### TASK GOAL:
Reproduce the listing that follows, line for line.

### DATA LISTING:
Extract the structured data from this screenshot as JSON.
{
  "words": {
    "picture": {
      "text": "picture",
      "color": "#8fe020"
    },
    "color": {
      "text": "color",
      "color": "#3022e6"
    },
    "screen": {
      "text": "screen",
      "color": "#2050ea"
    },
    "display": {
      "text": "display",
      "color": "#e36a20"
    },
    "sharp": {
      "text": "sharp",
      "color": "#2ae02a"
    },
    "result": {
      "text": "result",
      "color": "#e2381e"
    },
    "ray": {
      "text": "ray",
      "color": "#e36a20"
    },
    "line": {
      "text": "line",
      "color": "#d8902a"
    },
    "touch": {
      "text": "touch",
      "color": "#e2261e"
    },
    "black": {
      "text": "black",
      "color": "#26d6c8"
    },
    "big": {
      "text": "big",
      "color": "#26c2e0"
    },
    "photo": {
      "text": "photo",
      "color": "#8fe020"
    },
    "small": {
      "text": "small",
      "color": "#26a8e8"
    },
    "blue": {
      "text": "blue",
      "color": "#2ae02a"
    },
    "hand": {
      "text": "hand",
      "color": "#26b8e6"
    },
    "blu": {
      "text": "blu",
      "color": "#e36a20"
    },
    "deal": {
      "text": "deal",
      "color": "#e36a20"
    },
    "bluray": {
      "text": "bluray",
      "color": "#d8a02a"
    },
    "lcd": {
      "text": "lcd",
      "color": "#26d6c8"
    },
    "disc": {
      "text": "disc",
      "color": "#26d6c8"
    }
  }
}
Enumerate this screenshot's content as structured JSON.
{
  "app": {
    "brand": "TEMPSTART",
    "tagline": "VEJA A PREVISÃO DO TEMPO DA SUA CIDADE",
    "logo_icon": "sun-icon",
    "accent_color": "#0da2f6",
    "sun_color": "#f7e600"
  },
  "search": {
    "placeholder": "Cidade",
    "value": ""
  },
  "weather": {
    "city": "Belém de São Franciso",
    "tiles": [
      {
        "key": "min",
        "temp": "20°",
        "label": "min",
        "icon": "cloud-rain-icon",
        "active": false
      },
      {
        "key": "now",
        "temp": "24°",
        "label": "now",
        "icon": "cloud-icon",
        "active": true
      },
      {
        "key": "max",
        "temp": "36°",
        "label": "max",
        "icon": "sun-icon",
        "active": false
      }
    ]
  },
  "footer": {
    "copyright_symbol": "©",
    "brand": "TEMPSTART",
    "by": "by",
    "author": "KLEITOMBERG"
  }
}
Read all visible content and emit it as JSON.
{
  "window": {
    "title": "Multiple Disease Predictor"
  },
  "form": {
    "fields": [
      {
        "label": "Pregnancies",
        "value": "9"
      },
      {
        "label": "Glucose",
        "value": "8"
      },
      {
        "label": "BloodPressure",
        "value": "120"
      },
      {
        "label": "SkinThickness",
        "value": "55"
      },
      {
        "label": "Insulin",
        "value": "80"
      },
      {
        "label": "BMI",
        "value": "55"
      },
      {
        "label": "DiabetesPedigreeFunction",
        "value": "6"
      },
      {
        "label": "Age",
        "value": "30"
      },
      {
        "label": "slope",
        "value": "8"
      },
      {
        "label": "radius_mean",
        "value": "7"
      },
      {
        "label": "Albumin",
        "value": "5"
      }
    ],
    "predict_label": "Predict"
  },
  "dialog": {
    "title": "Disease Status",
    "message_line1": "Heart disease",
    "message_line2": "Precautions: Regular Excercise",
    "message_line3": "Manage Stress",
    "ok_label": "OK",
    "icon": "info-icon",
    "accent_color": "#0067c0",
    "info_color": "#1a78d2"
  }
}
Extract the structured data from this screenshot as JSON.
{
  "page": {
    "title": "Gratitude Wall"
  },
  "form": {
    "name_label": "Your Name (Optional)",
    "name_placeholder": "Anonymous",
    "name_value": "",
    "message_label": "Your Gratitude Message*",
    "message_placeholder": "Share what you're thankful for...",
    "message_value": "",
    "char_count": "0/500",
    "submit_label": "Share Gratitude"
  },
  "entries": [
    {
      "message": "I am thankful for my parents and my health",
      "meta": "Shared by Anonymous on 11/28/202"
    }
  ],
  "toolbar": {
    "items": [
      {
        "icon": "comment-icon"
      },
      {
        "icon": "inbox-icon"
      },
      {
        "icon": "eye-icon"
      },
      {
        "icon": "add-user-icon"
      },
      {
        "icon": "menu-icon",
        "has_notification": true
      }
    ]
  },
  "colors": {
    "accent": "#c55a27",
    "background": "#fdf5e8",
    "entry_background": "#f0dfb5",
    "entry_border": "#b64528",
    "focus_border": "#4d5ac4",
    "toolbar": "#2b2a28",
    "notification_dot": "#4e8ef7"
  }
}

### ANSWER SPACE:
Extract the structured data from this screenshot as JSON.
{
  "words": {
    "picture": {
      "text": "picture",
      "color": "#8fe020"
    },
    "color": {
      "text": "color",
      "color": "#3022e6"
    },
    "screen": {
      "text": "screen",
      "color": "#2050ea"
    },
    "display": {
      "text": "display",
      "color": "#e36a20"
    },
    "sharp": {
      "text": "sharp",
      "color": "#2ae02a"
    },
    "result": {
      "text": "result",
      "color": "#e2381e"
    },
    "ray": {
      "text": "ray",
      "color": "#e36a20"
    },
    "line": {
      "text": "line",
      "color": "#d8902a"
    },
    "touch": {
      "text": "touch",
      "color": "#e2261e"
    },
    "black": {
      "text": "black",
      "color": "#26d6c8"
    },
    "big": {
      "text": "big",
      "color": "#26c2e0"
    },
    "photo": {
      "text": "photo",
      "color": "#8fe020"
    },
    "small": {
      "text": "small",
      "color": "#26a8e8"
    },
    "blue": {
      "text": "blue",
      "color": "#2ae02a"
    },
    "hand": {
      "text": "hand",
      "color": "#26b8e6"
    },
    "blu": {
      "text": "blu",
      "color": "#e36a20"
    },
    "deal": {
      "text": "deal",
      "color": "#e36a20"
    },
    "bluray": {
      "text": "bluray",
      "color": "#d8a02a"
    },
    "lcd": {
      "text": "lcd",
      "color": "#26d6c8"
    },
    "disc": {
      "text": "disc",
      "color": "#26d6c8"
    }
  }
}
Enumerate this screenshot's content as structured JSON.
{
  "app": {
    "brand": "TEMPSTART",
    "tagline": "VEJA A PREVISÃO DO TEMPO DA SUA CIDADE",
    "logo_icon": "sun-icon",
    "accent_color": "#0da2f6",
    "sun_color": "#f7e600"
  },
  "search": {
    "placeholder": "Cidade",
    "value": ""
  },
  "weather": {
    "city": "Belém de São Franciso",
    "tiles": [
      {
        "key": "min",
        "temp": "20°",
        "label": "min",
        "icon": "cloud-rain-icon",
        "active": false
      },
      {
        "key": "now",
        "temp": "24°",
        "label": "now",
        "icon": "cloud-icon",
        "active": true
      },
      {
        "key": "max",
        "temp": "36°",
        "label": "max",
        "icon": "sun-icon",
        "active": false
      }
    ]
  },
  "footer": {
    "copyright_symbol": "©",
    "brand": "TEMPSTART",
    "by": "by",
    "author": "KLEITOMBERG"
  }
}
Read all visible content and emit it as JSON.
{
  "window": {
    "title": "Multiple Disease Predictor"
  },
  "form": {
    "fields": [
      {
        "label": "Pregnancies",
        "value": "9"
      },
      {
        "label": "Glucose",
        "value": "8"
      },
      {
        "label": "BloodPressure",
        "value": "120"
      },
      {
        "label": "SkinThickness",
        "value": "55"
      },
      {
        "label": "Insulin",
        "value": "80"
      },
      {
        "label": "BMI",
        "value": "55"
      },
      {
        "label": "DiabetesPedigreeFunction",
        "value": "6"
      },
      {
        "label": "Age",
        "value": "30"
      },
      {
        "label": "slope",
        "value": "8"
      },
      {
        "label": "radius_mean",
        "value": "7"
      },
      {
        "label": "Albumin",
        "value": "5"
      }
    ],
    "predict_label": "Predict"
  },
  "dialog": {
    "title": "Disease Status",
    "message_line1": "Heart disease",
    "message_line2": "Precautions: Regular Excercise",
    "message_line3": "Manage Stress",
    "ok_label": "OK",
    "icon": "info-icon",
    "accent_color": "#0067c0",
    "info_color": "#1a78d2"
  }
}
Extract the structured data from this screenshot as JSON.
{
  "page": {
    "title": "Gratitude Wall"
  },
  "form": {
    "name_label": "Your Name (Optional)",
    "name_placeholder": "Anonymous",
    "name_value": "",
    "message_label": "Your Gratitude Message*",
    "message_placeholder": "Share what you're thankful for...",
    "message_value": "",
    "char_count": "0/500",
    "submit_label": "Share Gratitude"
  },
  "entries": [
    {
      "message": "I am thankful for my parents and my health",
      "meta": "Shared by Anonymous on 11/28/202"
    }
  ],
  "toolbar": {
    "items": [
      {
        "icon": "comment-icon"
      },
      {
        "icon": "inbox-icon"
      },
      {
        "icon": "eye-icon"
      },
      {
        "icon": "add-user-icon"
      },
      {
        "icon": "menu-icon",
        "has_notification": true
      }
    ]
  },
  "colors": {
    "accent": "#c55a27",
    "background": "#fdf5e8",
    "entry_background": "#f0dfb5",
    "entry_border": "#b64528",
    "focus_border": "#4d5ac4",
    "toolbar": "#2b2a28",
    "notification_dot": "#4e8ef7"
  }
}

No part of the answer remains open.